In the January 3, 2019 edition of The Legal Intelligencer, Edward Kang, Managing Member of KHF wrote “Defending Officers and Directors From a Lawsuit by the Company.”
When a corporate director or officer is sued by a third party for alleged misconduct carried out in her capacity as director/officer, the company generally indemnifies the director/officer by defending her against the lawsuit. The company’s duty of indemnification arises from both the law and governing corporate documents (e.g., articles of incorporation, bylaws or employment agreement). While there are limited exceptions to the company’s duty of indemnification—e.g., the director/officer acted in her personal capacity or that she acted in bad faith against the interest of the company—the duty of indemnification is broad. The company must defend the director/officer, at least until the court determines otherwise. What protection does a corporate director/officer have, however, if the person suing her is the company itself?
A company sues its officer or director more frequently than many people think. The company could bring a direct lawsuit against an officer or director for a breach of fiduciary duty (e.g., alleged self-dealing). Sometimes, a shareholder could bring a derivative lawsuit under the company’s name against the officer or director. Continue reading →
In the May 17, 2018 edition of The Legal Intelligencer, Edward Kang, Managing Member of KHF, writes Key Points in Negotiating and Preparing Settlement Agreements and Releases.
With fewer and fewer cases going to trial, lawyers must be competent in settling claims and preparing settlement documents that accurately capture the terms of the settlement. While settlements often bring a sigh of relief from lawyers and their clients, getting from the point of settlement to execution and payment—this article is written from mostly the plaintiff’s perspective—can take months, and sometimes requires court-intervention.

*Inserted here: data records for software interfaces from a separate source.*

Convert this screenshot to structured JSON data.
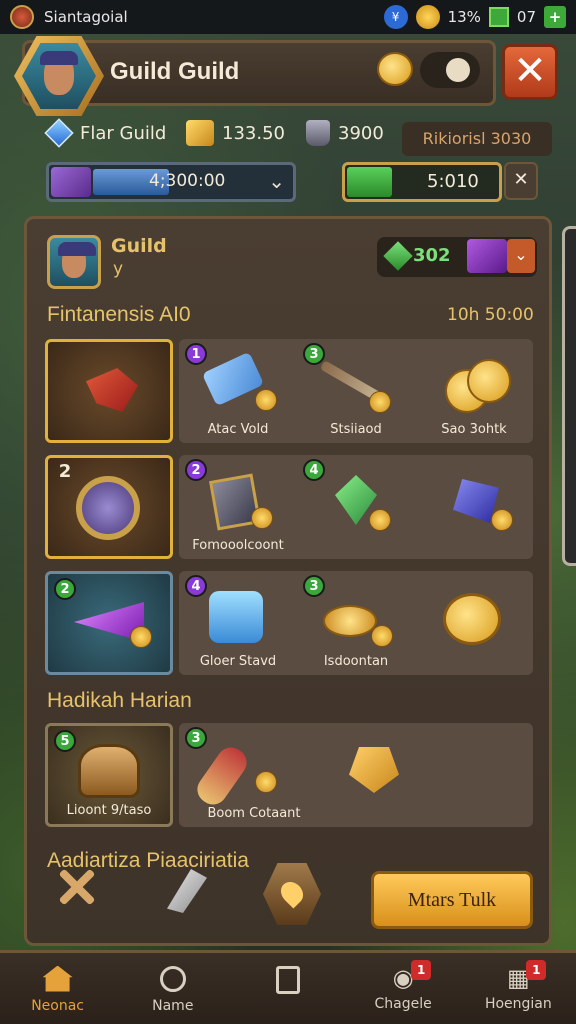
{
  "status_bar": {
    "carrier": "Siantagoial",
    "blue_icon": "¥",
    "battery": "13%",
    "signal": "07"
  },
  "header": {
    "title": "Guild Guild",
    "close_icon": "close-icon"
  },
  "resources": {
    "guild_name": "Flar Guild",
    "gold": "133.50",
    "bag": "3900",
    "right_label": "Rikiorisl 3030",
    "bar1_value": "4;300:00",
    "bar1_fill": 0.38,
    "bar2_value": "5:010",
    "bar2_fill": 0.3
  },
  "guild": {
    "label": "Guild",
    "sub": "y",
    "currency_value": "302"
  },
  "sections": {
    "section1_title": "Fintanensis AI0",
    "section1_time": "10h 50:00",
    "section2_title": "Hadikah Harian",
    "section3_title": "Aadiartiza Piaaciriatia"
  },
  "rows": [
    {
      "big_badge": "",
      "items": [
        {
          "badge": "1",
          "badge_color": "purple",
          "label": "Atac Vold"
        },
        {
          "badge": "3",
          "badge_color": "green",
          "label": "Stsiiaod"
        },
        {
          "badge": "",
          "badge_color": "",
          "label": "Sao 3ohtk"
        }
      ]
    },
    {
      "big_badge": "2",
      "items": [
        {
          "badge": "2",
          "badge_color": "purple",
          "label": "Fomooolcoont"
        },
        {
          "badge": "4",
          "badge_color": "green",
          "label": ""
        },
        {
          "badge": "",
          "badge_color": "",
          "label": ""
        }
      ]
    },
    {
      "big_badge": "2",
      "items": [
        {
          "badge": "4",
          "badge_color": "purple",
          "label": "Gloer Stavd"
        },
        {
          "badge": "3",
          "badge_color": "green",
          "label": "Isdoontan"
        },
        {
          "badge": "",
          "badge_color": "",
          "label": ""
        }
      ]
    }
  ],
  "daily": {
    "item1_badge": "5",
    "item1_label": "Lioont 9/taso",
    "item2_badge": "3",
    "item2_label": "Boom Cotaant"
  },
  "cta": {
    "label": "Mtars Tulk"
  },
  "nav": [
    {
      "label": "Neonac",
      "icon": "home-icon",
      "badge": ""
    },
    {
      "label": "Name",
      "icon": "search-icon",
      "badge": ""
    },
    {
      "label": "",
      "icon": "square-icon",
      "badge": ""
    },
    {
      "label": "Chagele",
      "icon": "power-icon",
      "badge": "1"
    },
    {
      "label": "Hoengian",
      "icon": "map-icon",
      "badge": "1"
    }
  ]
}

This usually happens, as stated in more detail below, when one side wants to renegotiate the material terms of a settlement agreement; and the main reason for seeking to renegotiate is often the other side was not adequately prepared going into and during settlement negotiations. This is particularly true in complicated cases involving multiple parties and claims.
Most litigators, if not all, have negotiated settlements and prepared many settlement documents. And there are many articles written about the “dos and don’ts” of negotiating a settlement or preparing a settlement document. This article focuses on a few additional points for practitioners to consider when negotiating a settlement or preparing a settlement document. Continue reading →
In the November 9, 2017 edition of The Legal Intelligencer, Edward T. Kang, managing member of the firm, writes on limited partnerships and the rights afforded to the limited partners when the general partner deviates from its duty of care.
Limited partnerships offer an attractive option over the general partnership form–namely, the benefits of a partnership arrangement, but with limited liability like that enjoyed by the owners of a corporation or limited liability company. With that limited liability, however, also comes limited input into the management and operation of the company. The general partner(s) manage the company, while limited partners typically have no right to manage or otherwise direct the affairs of the partnership. That means, absent a specific agreement between the partners and the partnership, a limited partner is treated like a shareholder of a public corporation–that is, a limited partner’s right is limited to voting and distribution and must trust that the general partner will manage and operate the partnership in the best interest of the partnership.
But what rights do limited partners have, especially when the general partner deviates from its duty of care or duty of loyalty owed to the partnership? Does a limited partner have the right to bring a direct action against another partner or the partnership itself? In a corporation setting, typically, a corporate officer/director owes fiduciary duties not to shareholders/owners, but to the entity itself. And if a dispute occurs with officers or directors, a shareholder must usually file a derivative action on behalf of the company to address a breach of fiduciary duty by its officers and directors.
The jury was thoroughly confused when a witness testified through an interpreter that he paid hundreds of thousands of dollars for a ladder in a construction case I tried a few years ago. What reasonable person would pay hundreds of thousands of dollars for a ladder? The “ladder,” however, was really a staircase—a distinction that was obviously important to the case. The delineation between interpreting and translating—in other words, between explaining the meaning and translating words verbatim—is vital when it comes to the use of interpreters during witness examinations.
The American legal system is wrought with a specialized lexicon and complexities that do not exist in the English language. Though an interpreter is not allowed to explain the legal procedure or give advice to a witness, they are your conduit to the witness and the mouthpiece of the witness for the judge or jury. An interpreter has the power, whether consciously or unknowingly, to skew the words of the witness as they choose your words. One question or answer, rephrased improperly, can completely change the outcome of a case.